In 2009 he and fellow musician David Berkeley created ATL Collective, a performance project meant to champion not only great albums but also local musicians. “We wanted the enthusiasm that people have for the city to bleed over into music,” says Dalton.
About once a month, they began gathering a group of musician friends together to re-create one classic album live onstage. No music genre is off-limits; the only rule is that the record must be at least 20 years old or close to it. Concerts have included Fleetwood Mac’s Rumours, the Clash’s London Calling, Johnny Cash’s At Folsom Prison, Radiohead’s OK Computer, and Marvin Gaye’s What’s Going On.
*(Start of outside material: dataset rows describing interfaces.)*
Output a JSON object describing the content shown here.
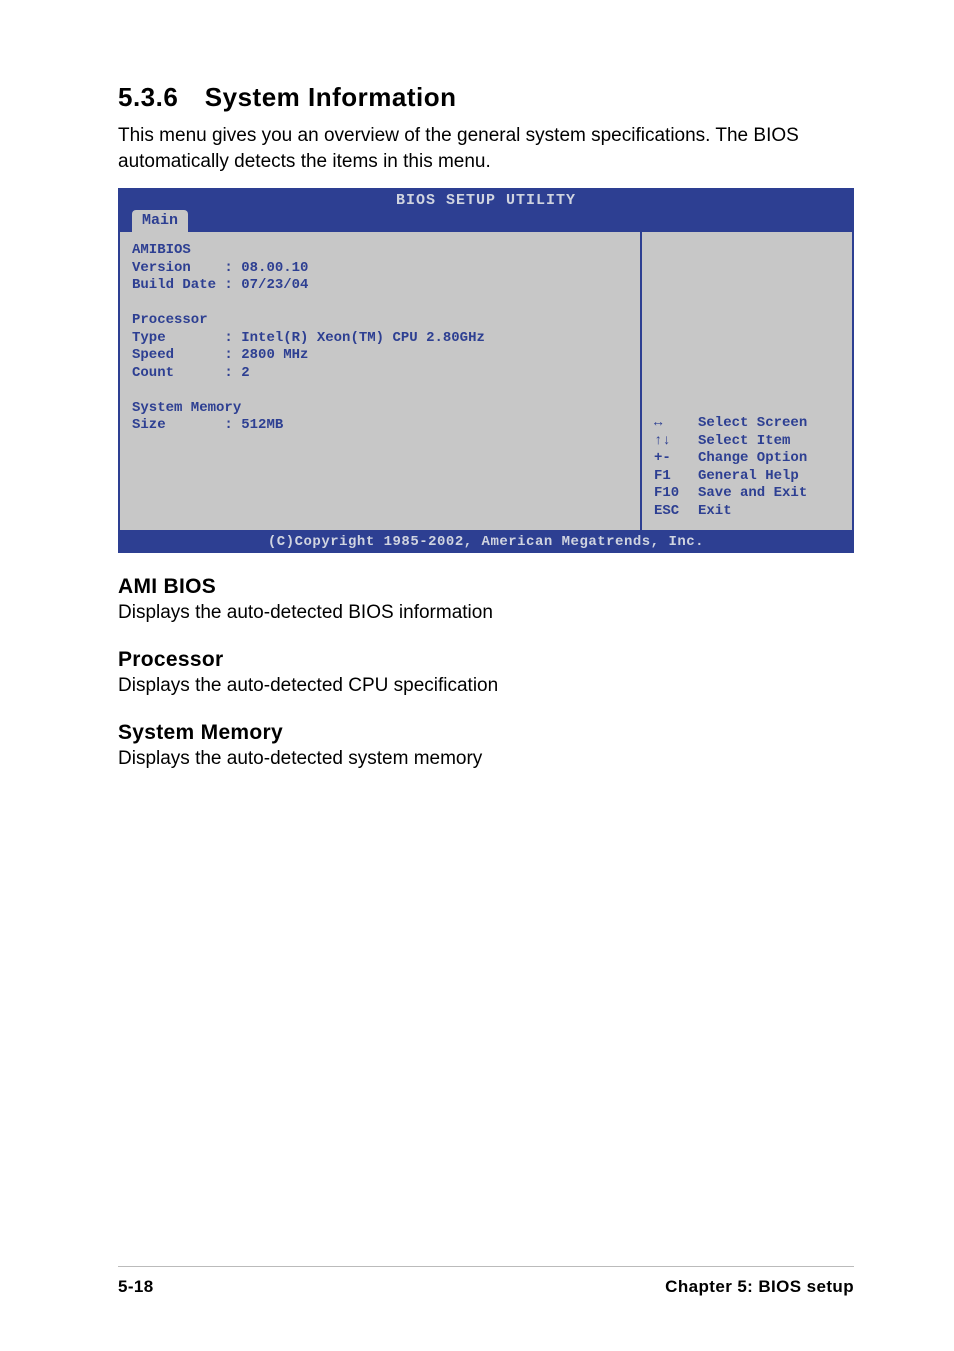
{
  "section": {
    "num": "5.3.6",
    "title": "System Information"
  },
  "intro": "This menu gives you an overview of the general system specifications. The BIOS automatically detects the items in this menu.",
  "bios": {
    "header": "BIOS SETUP UTILITY",
    "tab": "Main",
    "amibios_label": "AMIBIOS",
    "version_label": "Version",
    "version_value": "08.00.10",
    "build_label": "Build Date",
    "build_value": "07/23/04",
    "proc_label": "Processor",
    "type_label": "Type",
    "type_value": "Intel(R) Xeon(TM) CPU 2.80GHz",
    "speed_label": "Speed",
    "speed_value": "2800 MHz",
    "count_label": "Count",
    "count_value": "2",
    "mem_label": "System Memory",
    "size_label": "Size",
    "size_value": "512MB",
    "help": {
      "k1": "",
      "t1": "Select Screen",
      "k2": "",
      "t2": "Select Item",
      "k3": "+-",
      "t3": "Change Option",
      "k4": "F1",
      "t4": "General Help",
      "k5": "F10",
      "t5": "Save and Exit",
      "k6": "ESC",
      "t6": "Exit"
    },
    "footer": "(C)Copyright 1985-2002, American Megatrends, Inc."
  },
  "subs": {
    "ami_h": "AMI BIOS",
    "ami_t": "Displays the auto-detected BIOS information",
    "proc_h": "Processor",
    "proc_t": "Displays the auto-detected CPU specification",
    "mem_h": "System Memory",
    "mem_t": "Displays the auto-detected system memory"
  },
  "footer": {
    "left": "5-18",
    "right": "Chapter 5: BIOS setup"
  }
}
When selecting an album, “we consider whether it works well with the season. Graceland is perfect to relive in the summer, while Pink Moon is fabulous for winter. Is it a major anniversary of an album? Is there something happening culturally that the album speaks to?” says booking and ticketing director Rhiannon Klee, one of a handful of ATL Collective staff. “We also try to choose performers who have a close relationship to the material.”
ATL Collective often uses theatrical elements to create a more immersive experience, inviting dancers to perform moves from a music video, or a musician who has worked with the original artist to offer personal anecdotes onstage. “Everything is very intentional, to glue together the album and give listeners more context,” says Dalton. Yet some of the most memorable moments have been unexpected. During a 2013 performance of Michael Jackson’s Thriller, the power went out, and audience members jumped in to finish singing “Billie Jean.” Says Dalton, “It’s all about shortening the distance between the fans and the music.”
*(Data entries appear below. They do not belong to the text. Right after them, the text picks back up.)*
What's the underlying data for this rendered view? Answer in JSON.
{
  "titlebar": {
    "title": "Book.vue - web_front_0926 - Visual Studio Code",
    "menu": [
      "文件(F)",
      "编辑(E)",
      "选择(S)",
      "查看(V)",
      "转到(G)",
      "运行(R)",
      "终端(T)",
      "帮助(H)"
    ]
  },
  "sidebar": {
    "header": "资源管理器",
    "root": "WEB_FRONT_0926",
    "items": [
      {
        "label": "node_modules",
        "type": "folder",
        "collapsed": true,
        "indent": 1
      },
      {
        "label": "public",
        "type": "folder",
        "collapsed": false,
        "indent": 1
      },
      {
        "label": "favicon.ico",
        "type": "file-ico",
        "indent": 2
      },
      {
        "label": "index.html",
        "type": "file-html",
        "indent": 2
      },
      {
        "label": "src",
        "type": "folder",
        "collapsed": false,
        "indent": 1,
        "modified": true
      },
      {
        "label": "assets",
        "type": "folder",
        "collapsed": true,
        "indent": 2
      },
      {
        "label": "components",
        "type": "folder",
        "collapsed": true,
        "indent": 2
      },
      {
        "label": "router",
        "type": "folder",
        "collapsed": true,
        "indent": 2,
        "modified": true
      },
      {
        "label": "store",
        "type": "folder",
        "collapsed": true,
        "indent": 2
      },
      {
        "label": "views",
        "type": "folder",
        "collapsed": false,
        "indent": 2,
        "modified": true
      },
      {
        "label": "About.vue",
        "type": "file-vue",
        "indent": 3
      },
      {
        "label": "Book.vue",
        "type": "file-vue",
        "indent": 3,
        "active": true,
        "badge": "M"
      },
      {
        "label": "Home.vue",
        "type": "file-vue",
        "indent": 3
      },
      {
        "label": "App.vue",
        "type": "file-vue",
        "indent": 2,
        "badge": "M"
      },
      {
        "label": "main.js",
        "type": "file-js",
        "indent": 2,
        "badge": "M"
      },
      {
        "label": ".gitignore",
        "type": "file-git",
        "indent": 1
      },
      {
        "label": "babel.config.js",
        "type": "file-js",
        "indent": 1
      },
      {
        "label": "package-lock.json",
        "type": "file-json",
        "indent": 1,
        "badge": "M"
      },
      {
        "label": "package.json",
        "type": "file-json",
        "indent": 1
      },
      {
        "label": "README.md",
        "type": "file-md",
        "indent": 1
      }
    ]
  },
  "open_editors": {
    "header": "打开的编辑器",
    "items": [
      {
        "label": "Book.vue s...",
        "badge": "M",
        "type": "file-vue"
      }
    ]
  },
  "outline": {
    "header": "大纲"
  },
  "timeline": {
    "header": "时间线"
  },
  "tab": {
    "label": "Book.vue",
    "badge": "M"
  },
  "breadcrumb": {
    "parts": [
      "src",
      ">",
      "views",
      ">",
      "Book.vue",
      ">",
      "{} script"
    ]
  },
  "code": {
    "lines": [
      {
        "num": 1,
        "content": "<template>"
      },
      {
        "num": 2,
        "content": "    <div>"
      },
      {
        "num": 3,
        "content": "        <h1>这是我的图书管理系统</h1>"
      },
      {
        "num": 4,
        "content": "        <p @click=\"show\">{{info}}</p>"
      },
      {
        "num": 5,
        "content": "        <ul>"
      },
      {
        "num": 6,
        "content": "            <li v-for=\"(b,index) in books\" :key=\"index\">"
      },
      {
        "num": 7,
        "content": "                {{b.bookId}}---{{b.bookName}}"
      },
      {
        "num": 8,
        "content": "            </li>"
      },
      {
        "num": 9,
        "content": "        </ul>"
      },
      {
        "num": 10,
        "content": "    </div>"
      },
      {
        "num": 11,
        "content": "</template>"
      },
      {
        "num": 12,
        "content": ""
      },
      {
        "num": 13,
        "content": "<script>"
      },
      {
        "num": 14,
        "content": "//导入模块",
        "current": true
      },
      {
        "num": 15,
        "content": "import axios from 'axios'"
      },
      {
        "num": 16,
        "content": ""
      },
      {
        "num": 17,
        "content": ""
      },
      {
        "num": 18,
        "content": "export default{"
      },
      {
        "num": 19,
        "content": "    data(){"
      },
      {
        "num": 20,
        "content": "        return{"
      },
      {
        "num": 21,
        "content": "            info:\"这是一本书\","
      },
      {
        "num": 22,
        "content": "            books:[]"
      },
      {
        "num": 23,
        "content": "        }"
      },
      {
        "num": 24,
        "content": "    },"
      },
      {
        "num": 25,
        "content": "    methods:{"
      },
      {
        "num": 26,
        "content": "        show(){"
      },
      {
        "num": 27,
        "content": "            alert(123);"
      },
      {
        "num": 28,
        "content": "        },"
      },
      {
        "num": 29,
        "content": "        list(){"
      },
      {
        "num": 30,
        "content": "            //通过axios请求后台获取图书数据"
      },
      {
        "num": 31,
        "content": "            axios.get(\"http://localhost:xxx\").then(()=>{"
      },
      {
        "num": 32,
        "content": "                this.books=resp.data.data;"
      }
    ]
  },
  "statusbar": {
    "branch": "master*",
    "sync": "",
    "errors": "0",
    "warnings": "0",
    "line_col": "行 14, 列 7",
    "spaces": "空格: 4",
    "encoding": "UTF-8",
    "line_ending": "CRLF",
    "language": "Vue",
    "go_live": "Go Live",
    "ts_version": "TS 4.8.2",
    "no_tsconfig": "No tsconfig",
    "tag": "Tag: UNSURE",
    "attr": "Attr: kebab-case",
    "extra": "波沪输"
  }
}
See them live: The next ATL Collective show, covering Pearl Jam’s Ten, is at 9 p.m. Saturday, January 21 at Terminal West.
This article originally appeared in our December 2016 issue.